◆ About this task ◆
Lines holding the string "southwest": copy each one from the listing below.

◆ Data for analysis ◆
☆ ☆ ☆

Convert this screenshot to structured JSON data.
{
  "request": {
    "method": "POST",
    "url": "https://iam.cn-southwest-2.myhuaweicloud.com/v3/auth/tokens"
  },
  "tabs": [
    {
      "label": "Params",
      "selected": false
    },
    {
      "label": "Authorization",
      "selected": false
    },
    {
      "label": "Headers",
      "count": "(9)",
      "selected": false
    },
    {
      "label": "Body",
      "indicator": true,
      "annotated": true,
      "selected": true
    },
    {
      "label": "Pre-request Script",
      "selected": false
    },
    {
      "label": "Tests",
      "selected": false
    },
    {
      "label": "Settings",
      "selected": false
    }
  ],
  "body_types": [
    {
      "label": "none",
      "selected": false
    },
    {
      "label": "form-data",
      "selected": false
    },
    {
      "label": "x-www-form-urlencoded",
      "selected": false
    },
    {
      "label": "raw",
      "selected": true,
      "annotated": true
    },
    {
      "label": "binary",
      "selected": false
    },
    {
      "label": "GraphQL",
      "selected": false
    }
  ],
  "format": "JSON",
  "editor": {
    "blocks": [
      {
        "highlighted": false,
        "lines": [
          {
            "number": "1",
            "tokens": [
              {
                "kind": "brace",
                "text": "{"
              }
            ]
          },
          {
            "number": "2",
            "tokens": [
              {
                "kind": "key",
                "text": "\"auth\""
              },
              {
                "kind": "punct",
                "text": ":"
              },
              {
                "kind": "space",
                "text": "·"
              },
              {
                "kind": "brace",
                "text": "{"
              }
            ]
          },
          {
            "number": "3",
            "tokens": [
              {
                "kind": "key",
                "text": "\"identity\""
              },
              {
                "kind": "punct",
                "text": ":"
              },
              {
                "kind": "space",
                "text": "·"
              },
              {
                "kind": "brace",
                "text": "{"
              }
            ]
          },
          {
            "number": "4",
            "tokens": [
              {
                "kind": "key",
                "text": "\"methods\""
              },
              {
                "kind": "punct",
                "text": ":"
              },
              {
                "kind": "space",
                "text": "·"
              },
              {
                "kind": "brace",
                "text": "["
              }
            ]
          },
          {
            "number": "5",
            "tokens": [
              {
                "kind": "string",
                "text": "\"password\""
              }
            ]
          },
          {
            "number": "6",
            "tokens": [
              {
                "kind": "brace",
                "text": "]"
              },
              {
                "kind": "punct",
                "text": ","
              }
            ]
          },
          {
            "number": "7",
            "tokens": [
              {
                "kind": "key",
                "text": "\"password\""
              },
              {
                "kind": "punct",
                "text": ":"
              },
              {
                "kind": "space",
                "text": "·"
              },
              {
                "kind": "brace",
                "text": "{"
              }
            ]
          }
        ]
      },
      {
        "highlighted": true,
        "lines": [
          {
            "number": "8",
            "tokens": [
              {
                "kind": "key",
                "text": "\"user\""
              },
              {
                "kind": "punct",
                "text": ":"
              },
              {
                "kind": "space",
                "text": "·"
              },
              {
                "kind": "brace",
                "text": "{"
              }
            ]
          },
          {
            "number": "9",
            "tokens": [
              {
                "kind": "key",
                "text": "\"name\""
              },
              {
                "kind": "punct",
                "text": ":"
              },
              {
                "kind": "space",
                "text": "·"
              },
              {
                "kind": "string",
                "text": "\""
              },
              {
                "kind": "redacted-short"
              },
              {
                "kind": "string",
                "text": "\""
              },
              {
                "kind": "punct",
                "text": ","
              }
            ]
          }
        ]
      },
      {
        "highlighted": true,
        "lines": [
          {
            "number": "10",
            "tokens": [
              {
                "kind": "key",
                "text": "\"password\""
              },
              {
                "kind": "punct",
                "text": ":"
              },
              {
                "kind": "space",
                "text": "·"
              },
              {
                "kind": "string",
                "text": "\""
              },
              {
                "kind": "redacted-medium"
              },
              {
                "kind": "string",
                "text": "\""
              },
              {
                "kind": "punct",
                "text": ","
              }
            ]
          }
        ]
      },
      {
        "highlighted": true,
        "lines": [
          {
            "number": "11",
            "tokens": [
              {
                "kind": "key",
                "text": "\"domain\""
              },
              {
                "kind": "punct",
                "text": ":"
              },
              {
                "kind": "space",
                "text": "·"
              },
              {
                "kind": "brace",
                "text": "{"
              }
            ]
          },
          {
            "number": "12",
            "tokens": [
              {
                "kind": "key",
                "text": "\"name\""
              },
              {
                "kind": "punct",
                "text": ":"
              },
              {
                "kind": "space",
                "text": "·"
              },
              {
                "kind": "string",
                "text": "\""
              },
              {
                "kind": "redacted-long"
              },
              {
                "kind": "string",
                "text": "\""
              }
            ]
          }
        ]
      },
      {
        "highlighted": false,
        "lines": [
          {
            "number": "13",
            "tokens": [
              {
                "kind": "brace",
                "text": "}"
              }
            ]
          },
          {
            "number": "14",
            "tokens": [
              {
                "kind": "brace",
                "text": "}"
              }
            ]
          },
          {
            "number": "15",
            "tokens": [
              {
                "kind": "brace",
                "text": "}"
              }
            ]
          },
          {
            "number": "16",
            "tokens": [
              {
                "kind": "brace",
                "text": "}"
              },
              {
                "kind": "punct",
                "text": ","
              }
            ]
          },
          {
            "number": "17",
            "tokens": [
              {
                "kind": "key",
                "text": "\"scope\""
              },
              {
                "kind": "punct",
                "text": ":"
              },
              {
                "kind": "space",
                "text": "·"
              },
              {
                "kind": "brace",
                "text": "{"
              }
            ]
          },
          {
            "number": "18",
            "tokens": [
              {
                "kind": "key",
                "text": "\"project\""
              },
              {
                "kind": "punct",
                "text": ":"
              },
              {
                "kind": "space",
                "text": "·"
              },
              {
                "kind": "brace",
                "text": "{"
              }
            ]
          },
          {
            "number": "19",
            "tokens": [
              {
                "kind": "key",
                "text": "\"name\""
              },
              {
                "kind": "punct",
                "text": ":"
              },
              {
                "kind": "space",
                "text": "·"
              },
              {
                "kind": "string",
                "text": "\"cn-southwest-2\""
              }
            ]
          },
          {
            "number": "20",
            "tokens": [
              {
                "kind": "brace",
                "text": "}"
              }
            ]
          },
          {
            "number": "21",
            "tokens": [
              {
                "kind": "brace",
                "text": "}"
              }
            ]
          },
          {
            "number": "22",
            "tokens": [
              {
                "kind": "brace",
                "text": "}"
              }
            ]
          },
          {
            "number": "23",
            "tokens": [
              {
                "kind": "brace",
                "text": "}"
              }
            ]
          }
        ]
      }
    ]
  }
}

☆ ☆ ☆

◆ Exercise result ◆
    "url": "https://iam.cn-southwest-2.myhuaweicloud.com/v3/auth/tokens"
                "text": "\"cn-southwest-2\""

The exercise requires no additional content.